Wuxi-city based WuXi Biologics said today it will invest €325 million ($392 million) to build a biologics facility in Dundalk, Ireland, and create a campus of 26 hectares (2.8 million square feet). The project, its first outside of China, has been in the works for several years and has snagged support from Ireland’s development agency.
“We are all excited to initiate our first global site to enable local companies and expedite biologics development in Europe,” WuXi Biologics CEO Chris Chen said in a statement.
Chen said in an email that the project would begin in the first quarter of 2019 and is slated to be complete by the second quarter of 2021.
The plant will use multiple single-use bioreactors for commercial biomanufacturing and is also designed to be able to run continuous bioprocessing, the company said today. With a total of 48,000 L fed-batch and 6,000 L perfusion bioreactor capacity, WuXi says it will be the world’s largest facility using single-use bioreactors.
The company in December completed what it calls the China’s largest single-use bioreactor manufacturing facility, a feat it accomplished in less than three years. It has about a 30,000 L bioreactor capacity. In March, it got FDA approval for its first drug to be produced there, an HIV treatment from Taiwan-based TaiMed Biologics. Trogarzo (ibalizumab-uiyk) is the first HIV therapy developed in more than a decade with a novel mechanism of action.
The company is also a contract manufacturer for WuXi Biologics has been our long-term strategic collaborator as contract manufacturer for our orphan drug developer, New Jersey-based Amicus Therapeutics, producing its Pompe biologic, ATB200.

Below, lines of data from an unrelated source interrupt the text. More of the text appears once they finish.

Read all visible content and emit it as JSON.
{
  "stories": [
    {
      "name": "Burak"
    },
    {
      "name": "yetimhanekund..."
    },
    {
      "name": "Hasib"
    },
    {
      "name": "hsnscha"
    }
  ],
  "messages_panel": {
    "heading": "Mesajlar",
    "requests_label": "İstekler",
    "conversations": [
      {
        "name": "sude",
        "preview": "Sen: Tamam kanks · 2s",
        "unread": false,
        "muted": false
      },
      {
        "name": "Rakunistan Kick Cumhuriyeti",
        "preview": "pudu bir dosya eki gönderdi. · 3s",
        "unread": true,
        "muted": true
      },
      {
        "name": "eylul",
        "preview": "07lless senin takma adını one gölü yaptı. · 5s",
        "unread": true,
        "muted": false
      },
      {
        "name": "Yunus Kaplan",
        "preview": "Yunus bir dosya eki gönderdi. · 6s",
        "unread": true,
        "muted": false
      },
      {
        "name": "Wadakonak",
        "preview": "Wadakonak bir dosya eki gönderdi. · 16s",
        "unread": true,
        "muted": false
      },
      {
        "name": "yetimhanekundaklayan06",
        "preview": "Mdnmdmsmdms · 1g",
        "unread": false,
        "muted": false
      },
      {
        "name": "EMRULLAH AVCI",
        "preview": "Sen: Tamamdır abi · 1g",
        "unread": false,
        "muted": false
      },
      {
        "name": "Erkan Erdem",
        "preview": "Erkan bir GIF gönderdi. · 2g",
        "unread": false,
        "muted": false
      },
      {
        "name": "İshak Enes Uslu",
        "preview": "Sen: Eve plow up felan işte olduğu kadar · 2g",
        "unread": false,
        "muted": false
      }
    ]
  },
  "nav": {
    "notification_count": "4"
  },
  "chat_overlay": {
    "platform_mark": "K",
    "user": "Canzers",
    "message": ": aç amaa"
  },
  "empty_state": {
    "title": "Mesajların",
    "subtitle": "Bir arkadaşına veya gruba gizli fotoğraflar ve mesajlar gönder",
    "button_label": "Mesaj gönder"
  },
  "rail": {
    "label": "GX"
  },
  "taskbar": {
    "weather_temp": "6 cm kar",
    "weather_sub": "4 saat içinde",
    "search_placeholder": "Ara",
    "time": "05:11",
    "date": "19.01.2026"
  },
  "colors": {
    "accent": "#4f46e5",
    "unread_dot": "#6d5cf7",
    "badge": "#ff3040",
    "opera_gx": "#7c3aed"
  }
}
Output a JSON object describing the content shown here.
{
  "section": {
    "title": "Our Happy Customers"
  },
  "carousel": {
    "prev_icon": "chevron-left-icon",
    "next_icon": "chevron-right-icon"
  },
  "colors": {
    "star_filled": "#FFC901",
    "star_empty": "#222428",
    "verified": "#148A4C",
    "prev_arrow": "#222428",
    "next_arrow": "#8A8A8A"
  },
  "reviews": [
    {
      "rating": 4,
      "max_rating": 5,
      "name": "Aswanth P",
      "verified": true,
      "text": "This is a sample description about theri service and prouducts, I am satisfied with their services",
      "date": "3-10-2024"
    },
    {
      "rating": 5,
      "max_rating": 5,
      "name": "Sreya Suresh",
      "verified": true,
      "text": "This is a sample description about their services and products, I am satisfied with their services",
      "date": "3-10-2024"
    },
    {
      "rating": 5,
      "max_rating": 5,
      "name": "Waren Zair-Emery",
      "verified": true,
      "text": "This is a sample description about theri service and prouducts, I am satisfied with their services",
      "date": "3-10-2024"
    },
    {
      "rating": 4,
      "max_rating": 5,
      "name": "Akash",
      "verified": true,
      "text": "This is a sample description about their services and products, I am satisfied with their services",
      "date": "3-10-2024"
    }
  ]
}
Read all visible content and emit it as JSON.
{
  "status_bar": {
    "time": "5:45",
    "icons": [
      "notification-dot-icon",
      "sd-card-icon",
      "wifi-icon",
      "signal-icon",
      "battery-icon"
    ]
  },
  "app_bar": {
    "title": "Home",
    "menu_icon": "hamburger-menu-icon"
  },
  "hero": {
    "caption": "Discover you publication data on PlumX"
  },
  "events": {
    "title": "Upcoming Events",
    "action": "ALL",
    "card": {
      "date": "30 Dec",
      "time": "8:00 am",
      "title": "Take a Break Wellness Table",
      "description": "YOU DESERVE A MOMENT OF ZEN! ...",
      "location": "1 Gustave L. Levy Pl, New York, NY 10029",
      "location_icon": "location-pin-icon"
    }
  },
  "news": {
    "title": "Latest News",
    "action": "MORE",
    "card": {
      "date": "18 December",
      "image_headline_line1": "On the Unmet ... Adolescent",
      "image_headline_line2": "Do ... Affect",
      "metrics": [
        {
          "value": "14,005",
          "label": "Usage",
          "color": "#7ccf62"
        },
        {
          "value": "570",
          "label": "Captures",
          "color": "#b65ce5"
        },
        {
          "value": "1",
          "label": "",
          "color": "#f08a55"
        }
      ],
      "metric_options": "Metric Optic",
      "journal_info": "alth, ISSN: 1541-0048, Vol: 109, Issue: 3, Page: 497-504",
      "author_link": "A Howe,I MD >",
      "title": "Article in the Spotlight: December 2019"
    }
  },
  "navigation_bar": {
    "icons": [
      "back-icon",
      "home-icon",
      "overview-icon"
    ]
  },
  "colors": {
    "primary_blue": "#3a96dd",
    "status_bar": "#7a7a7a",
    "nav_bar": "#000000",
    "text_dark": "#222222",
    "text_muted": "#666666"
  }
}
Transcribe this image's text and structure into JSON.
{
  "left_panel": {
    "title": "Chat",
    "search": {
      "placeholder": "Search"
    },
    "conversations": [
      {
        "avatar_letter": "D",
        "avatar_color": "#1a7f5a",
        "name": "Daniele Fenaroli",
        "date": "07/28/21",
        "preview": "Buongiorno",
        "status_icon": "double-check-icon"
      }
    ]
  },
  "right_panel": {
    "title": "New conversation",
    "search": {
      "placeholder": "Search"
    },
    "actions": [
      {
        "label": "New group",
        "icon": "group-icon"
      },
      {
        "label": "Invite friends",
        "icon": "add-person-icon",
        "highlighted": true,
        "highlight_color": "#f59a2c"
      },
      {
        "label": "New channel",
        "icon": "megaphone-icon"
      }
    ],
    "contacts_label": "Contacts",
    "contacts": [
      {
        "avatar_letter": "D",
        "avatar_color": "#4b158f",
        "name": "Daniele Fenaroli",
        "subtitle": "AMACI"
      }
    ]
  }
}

The new biologics plant in Dundalk is actually the Chinese company’s second project in Ireland. Its gene-sequencing unit, WuXi NextCODE, struck a deal last year with Genomics Medicine Ireland.